I have expressed doubt whether the GOP candidate for governor in Virginia, current state Attorney General Ken Cuccinelli, has the broad appeal and discipline needed to run a winning campaign in a purple state. Last week he made one move that should hearten Virginia Republicans. He announced he was selecting Dave Rexrode, former executive director of the state GOP, as his campaign manager. In the announcement Rexrode put out an inclusive, economic message : “I am looking forward to making sure we keep growing our economy, providing more opportunities for all Virginians, and solving the problems facing our Commonwealth by electing Ken Cuccinelli our next Governor.”

Ken Cuccinelli- Marvin Joseph/Washington Post

Rexrode’s emphasis on bread-and-butter issues is not surprising. Rexrode was Gov. Bob McDonnell’s deputy campaign manager in 2009, a race McDonnell won by nearly 20 points, focusing like a laser on economic issues. A close adviser to McDonnell (who is now backing Cuccinelli) tells me Rexrode is a “political all-star down here” in Richmond and “knows Virginia like the back of his hand.”

That is promising for Cuccinelli, who still may face the threat of an independent run from Lt. Gov. Bill Bolling, who exited the race when Cuccinelli’ s supporters arranged for a nominating convention instead of a primary.

Rexrode would be wise to concentrate on two items. First, Cuccinelli badly needs an experienced and credible press operation. Cuccinelli is going to face an onslaught of attacks on his views on gay rights and abortion, among other things. He must have someone who can frame Cuccinelli’s record, respond to inquiries and deflect attacks. The longer he waits to do this, the higher the risk that Cuccinelli will be defined by his opposition. And second, and more important, Cuccinelli has not presented anything resembling an agenda. It is critical that he do so, and present enough meat on the bones both to give him something to talk about and to drive the debate onto ground he is more comfortable defending (the budget, regulation, taxes).
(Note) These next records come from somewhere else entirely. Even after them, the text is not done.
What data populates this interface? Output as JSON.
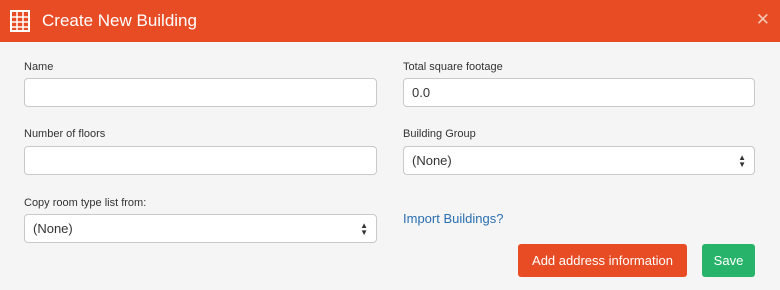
{
  "dialog": {
    "title": "Create New Building",
    "header_color": "#e84c24"
  },
  "form": {
    "name": {
      "label": "Name",
      "value": ""
    },
    "total_square_footage": {
      "label": "Total square footage",
      "value": "0.0"
    },
    "number_of_floors": {
      "label": "Number of floors",
      "value": ""
    },
    "building_group": {
      "label": "Building Group",
      "selected": "(None)"
    },
    "copy_room_type": {
      "label": "Copy room type list from:",
      "selected": "(None)"
    }
  },
  "import_link": "Import Buildings?",
  "buttons": {
    "add_address": "Add address information",
    "save": "Save"
  },
  "icons": {
    "building": "building-icon",
    "close": "close-icon"
  }
}
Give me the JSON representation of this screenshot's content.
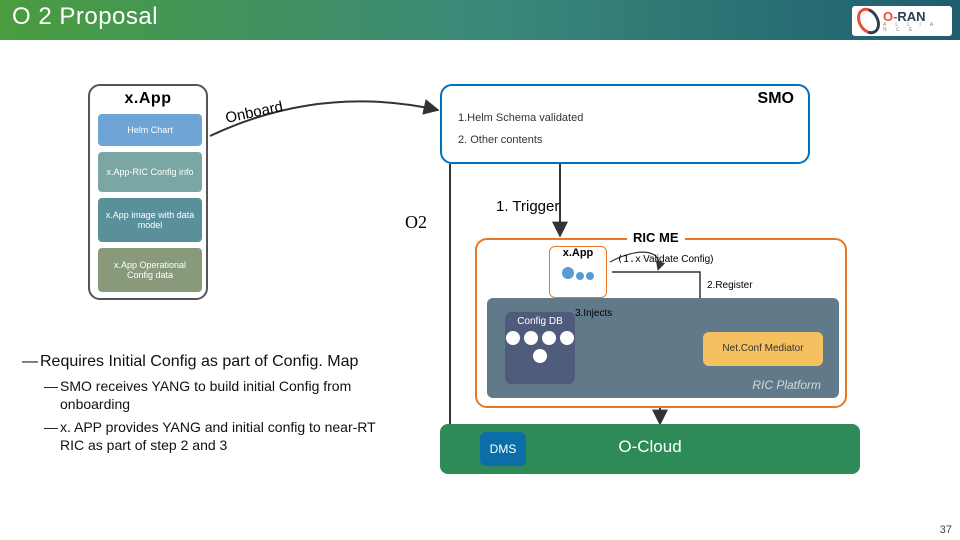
{
  "header": {
    "title": "O 2 Proposal",
    "logo_main": "RAN",
    "logo_prefix": "O-",
    "logo_sub": "A L L I A N C E"
  },
  "xapp_stack": {
    "title": "x.App",
    "cards": {
      "helm": "Helm Chart",
      "ric": "x.App-RIC Config info",
      "img": "x.App image with data model",
      "ops": "x.App Operational Config data"
    }
  },
  "smo": {
    "title": "SMO",
    "line1": "1.Helm Schema validated",
    "line2": "2. Other contents"
  },
  "ricme": {
    "title": "RIC ME",
    "xapp_label": "x.App",
    "platform_label": "RIC Platform",
    "configdb_label": "Config DB",
    "netconf_label": "Net.Conf Mediator",
    "step1x_num": "(1.x",
    "step1x_text": "Validate Config)",
    "step2": "2.Register",
    "step3": "3.Injects"
  },
  "ocloud": {
    "label": "O-Cloud",
    "dms": "DMS"
  },
  "connectors": {
    "onboard": "Onboard",
    "o2": "O2",
    "trigger": "1. Trigger"
  },
  "narrative": {
    "main": "Requires Initial Config as part of Config. Map",
    "subs": {
      "a": "SMO receives YANG to build initial Config from onboarding",
      "b": "x. APP provides YANG and initial config to near-RT RIC as part of step 2 and 3"
    }
  },
  "pagenum": "37"
}
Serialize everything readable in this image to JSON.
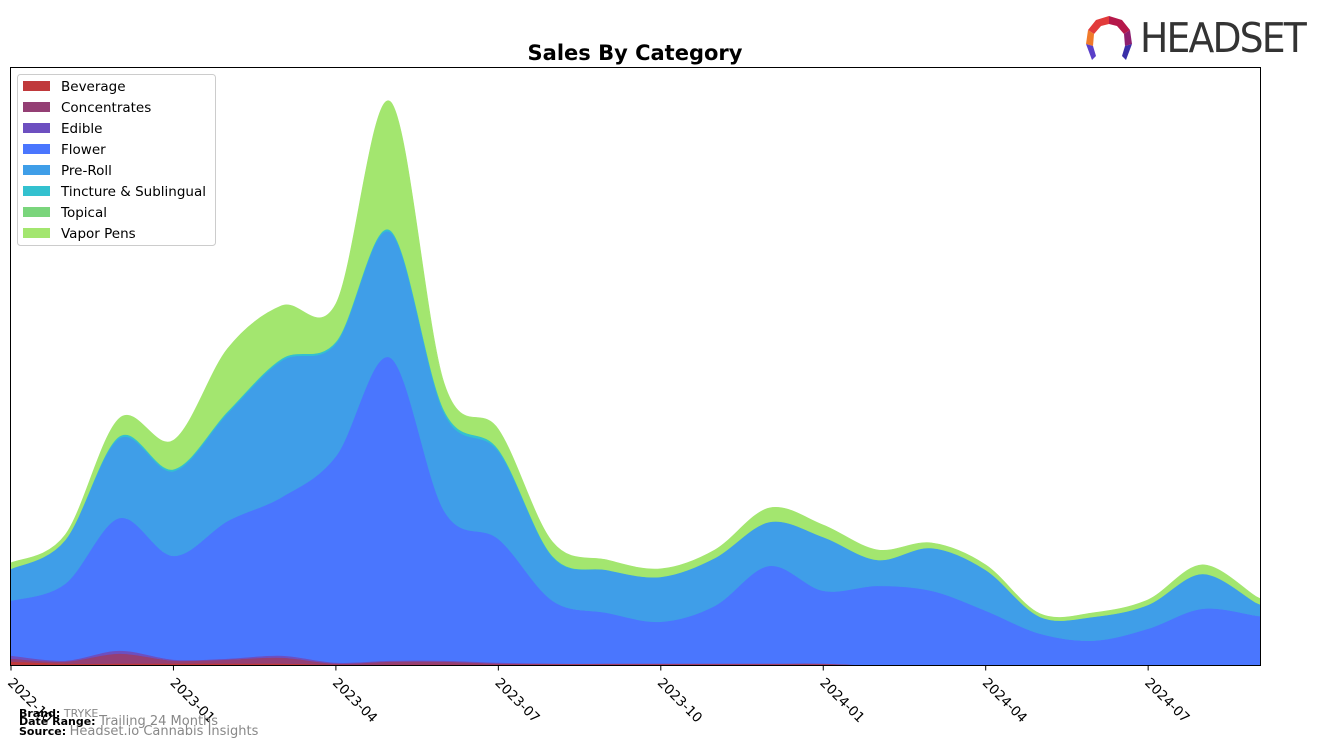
{
  "brand_logo": {
    "text": "HEADSET"
  },
  "footer": {
    "brand_label": "Brand:",
    "brand_value": "TRYKE",
    "date_range_label": "Date Range:",
    "date_range_value": "Trailing 24 Months",
    "source_label": "Source:",
    "source_value": "Headset.io Cannabis Insights"
  },
  "chart_data": {
    "type": "area",
    "stacked": true,
    "smooth": true,
    "title": "Sales By Category",
    "xlabel": "",
    "ylabel": "",
    "y_ticks_visible": false,
    "grid": false,
    "legend_position": "top-left",
    "x": [
      "2022-10",
      "2022-11",
      "2022-12",
      "2023-01",
      "2023-02",
      "2023-03",
      "2023-04",
      "2023-05",
      "2023-06",
      "2023-07",
      "2023-08",
      "2023-09",
      "2023-10",
      "2023-11",
      "2023-12",
      "2024-01",
      "2024-02",
      "2024-03",
      "2024-04",
      "2024-05",
      "2024-06",
      "2024-07",
      "2024-08",
      "2024-09"
    ],
    "x_tick_labels": [
      "2022-10",
      "2023-01",
      "2023-04",
      "2023-07",
      "2023-10",
      "2024-01",
      "2024-04",
      "2024-07"
    ],
    "ylim": [
      0,
      600
    ],
    "series": [
      {
        "name": "Beverage",
        "color": "#c0393b",
        "values": [
          4,
          2,
          2,
          2,
          2,
          2,
          1,
          1,
          1,
          1,
          1,
          1,
          1,
          1,
          1,
          1,
          0,
          0,
          0,
          0,
          0,
          0,
          0,
          0
        ]
      },
      {
        "name": "Concentrates",
        "color": "#943f74",
        "values": [
          3,
          2,
          10,
          3,
          4,
          6,
          1,
          3,
          3,
          1,
          1,
          1,
          1,
          1,
          1,
          1,
          0,
          0,
          0,
          0,
          0,
          0,
          0,
          0
        ]
      },
      {
        "name": "Edible",
        "color": "#6d4fc0",
        "values": [
          3,
          1,
          3,
          1,
          1,
          2,
          1,
          1,
          1,
          1,
          0,
          0,
          0,
          0,
          0,
          0,
          0,
          0,
          0,
          0,
          0,
          0,
          0,
          0
        ]
      },
      {
        "name": "Flower",
        "color": "#4a76fe",
        "values": [
          55,
          77,
          133,
          104,
          138,
          159,
          207,
          304,
          150,
          124,
          63,
          51,
          42,
          58,
          98,
          73,
          80,
          75,
          55,
          32,
          25,
          37,
          57,
          50
        ]
      },
      {
        "name": "Pre-Roll",
        "color": "#3f9ee8",
        "values": [
          32,
          44,
          80,
          85,
          108,
          137,
          113,
          126,
          98,
          88,
          44,
          43,
          45,
          48,
          44,
          54,
          26,
          43,
          41,
          17,
          24,
          24,
          35,
          13
        ]
      },
      {
        "name": "Tincture & Sublingual",
        "color": "#33c1cf",
        "values": [
          0,
          0,
          2,
          2,
          2,
          2,
          2,
          2,
          3,
          2,
          1,
          0,
          0,
          0,
          0,
          0,
          0,
          0,
          0,
          0,
          0,
          0,
          0,
          0
        ]
      },
      {
        "name": "Topical",
        "color": "#7ad57c",
        "values": [
          0,
          0,
          0,
          0,
          0,
          0,
          0,
          0,
          0,
          0,
          0,
          0,
          0,
          0,
          0,
          0,
          0,
          0,
          0,
          0,
          0,
          0,
          0,
          0
        ]
      },
      {
        "name": "Vapor Pens",
        "color": "#a3e66f",
        "values": [
          6,
          5,
          18,
          29,
          63,
          53,
          38,
          129,
          27,
          20,
          14,
          10,
          8,
          8,
          14,
          12,
          10,
          5,
          5,
          3,
          4,
          5,
          9,
          6
        ]
      }
    ]
  }
}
A recent incident highlights the sort of opportunities, and dangers, he faces. The Post reported, “The U.S. Environmental Protection Agency exceeded its authority in trying to regulate storm water as it would a pollutant, a federal judge in Alexandria ruled Thursday. The decision, a victory for Fairfax County and Virginia Attorney General Ken Cuccinelli II (R), came six months after the county and state filed a lawsuit against the EPA over its attempt to regulate the amount of water flowing through Fairfax’s Accotink Creek watershed as a means of controlling sediment buildup.”
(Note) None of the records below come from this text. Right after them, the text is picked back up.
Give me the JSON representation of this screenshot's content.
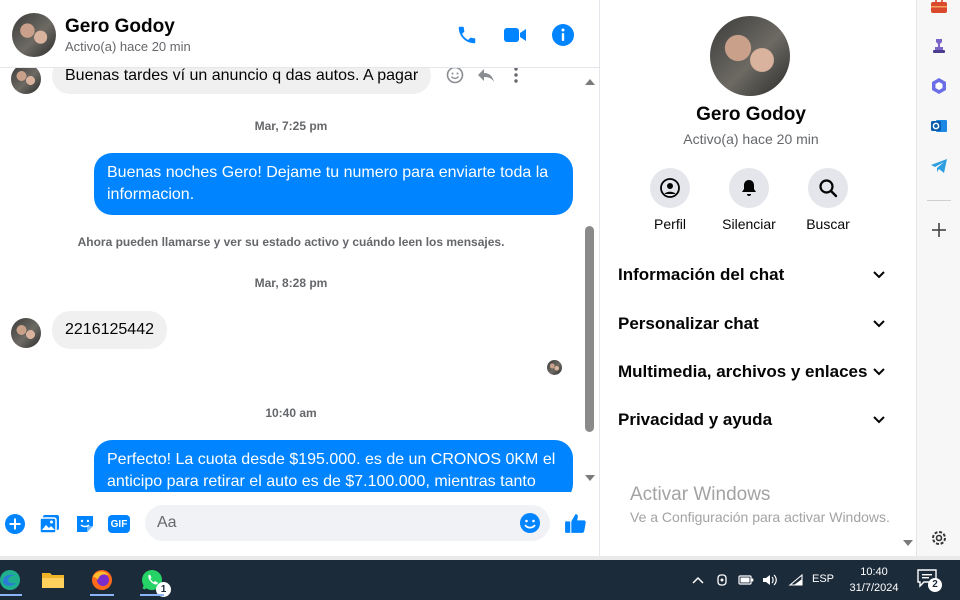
{
  "colors": {
    "brand": "#0084ff",
    "incoming_bubble": "#f0f0f0",
    "muted_text": "#65676b",
    "taskbar": "#1c2b3a"
  },
  "header": {
    "name": "Gero Godoy",
    "status": "Activo(a) hace 20 min",
    "icons": [
      "phone-icon",
      "video-camera-icon",
      "info-icon"
    ]
  },
  "messages": [
    {
      "type": "incoming",
      "text": "Buenas tardes ví un anuncio q das autos. A pagar"
    },
    {
      "type": "timestamp",
      "text": "Mar, 7:25 pm"
    },
    {
      "type": "outgoing",
      "text": "Buenas noches Gero! Dejame tu numero para enviarte toda la informacion."
    },
    {
      "type": "notice",
      "text": "Ahora pueden llamarse y ver su estado activo y cuándo leen los mensajes."
    },
    {
      "type": "timestamp",
      "text": "Mar, 8:28 pm"
    },
    {
      "type": "incoming",
      "text": "2216125442"
    },
    {
      "type": "timestamp",
      "text": "10:40 am"
    },
    {
      "type": "outgoing",
      "text": "Perfecto! La cuota desde $195.000. es de un CRONOS 0KM el anticipo para retirar el auto es de $7.100.000, mientras tanto"
    }
  ],
  "composer": {
    "placeholder": "Aa",
    "icons": [
      "plus-icon",
      "image-icon",
      "sticker-icon",
      "gif-icon",
      "emoji-icon",
      "thumbs-up-icon"
    ],
    "gif_label": "GIF"
  },
  "panel": {
    "name": "Gero Godoy",
    "status": "Activo(a) hace 20 min",
    "actions": [
      {
        "label": "Perfil",
        "icon": "profile-icon"
      },
      {
        "label": "Silenciar",
        "icon": "bell-icon"
      },
      {
        "label": "Buscar",
        "icon": "search-icon"
      }
    ],
    "sections": [
      "Información del chat",
      "Personalizar chat",
      "Multimedia, archivos y enlaces",
      "Privacidad y ayuda"
    ]
  },
  "watermark": {
    "title": "Activar Windows",
    "subtitle": "Ve a Configuración para activar Windows."
  },
  "edge_sidebar": {
    "icons": [
      "toolbox-icon",
      "games-icon",
      "copilot-icon",
      "outlook-icon",
      "telegram-icon",
      "add-icon",
      "settings-icon"
    ]
  },
  "taskbar": {
    "apps": [
      "edge-icon",
      "file-explorer-icon",
      "firefox-icon",
      "whatsapp-icon"
    ],
    "whatsapp_badge": "1",
    "tray_icons": [
      "chevron-up-icon",
      "meet-now-icon",
      "battery-icon",
      "volume-icon",
      "wifi-icon"
    ],
    "language": "ESP",
    "time": "10:40",
    "date": "31/7/2024",
    "notifications": "2"
  }
}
 But another report noted that it was “his first clear-cut victory in the conservative’s much-publicized skirmishes with the federal government. . . . Unlike his other cases against the federal health care overhaul or the EPA’s authority to regulate greenhouse gases, Mr. Cuccinelli had a local partner in this instance. He acknowledged that the outcomes have been mixed but didn’t indicate he was about to pull any punches against Washington.”

This was an opportunity for Cuccinelli to explain why he brought those suits, how those suits fit into his overall vision for the state and what other regulatory measures he would take. Instead he sounded defensive. (“We certainly fought back, and we’re sort of 1-1-1.”) Why is it worthwhile, and how has Virginia benefited from the totality of his fights against the federal government? Cuccinelli has a lot of blanks to fill in.

Politics abhors a vacuum, and without a substantive campaign on issues Virginia voters care about, he will be labeled as an extreme ideologue and defeated. Rexrode has his work cut out for him.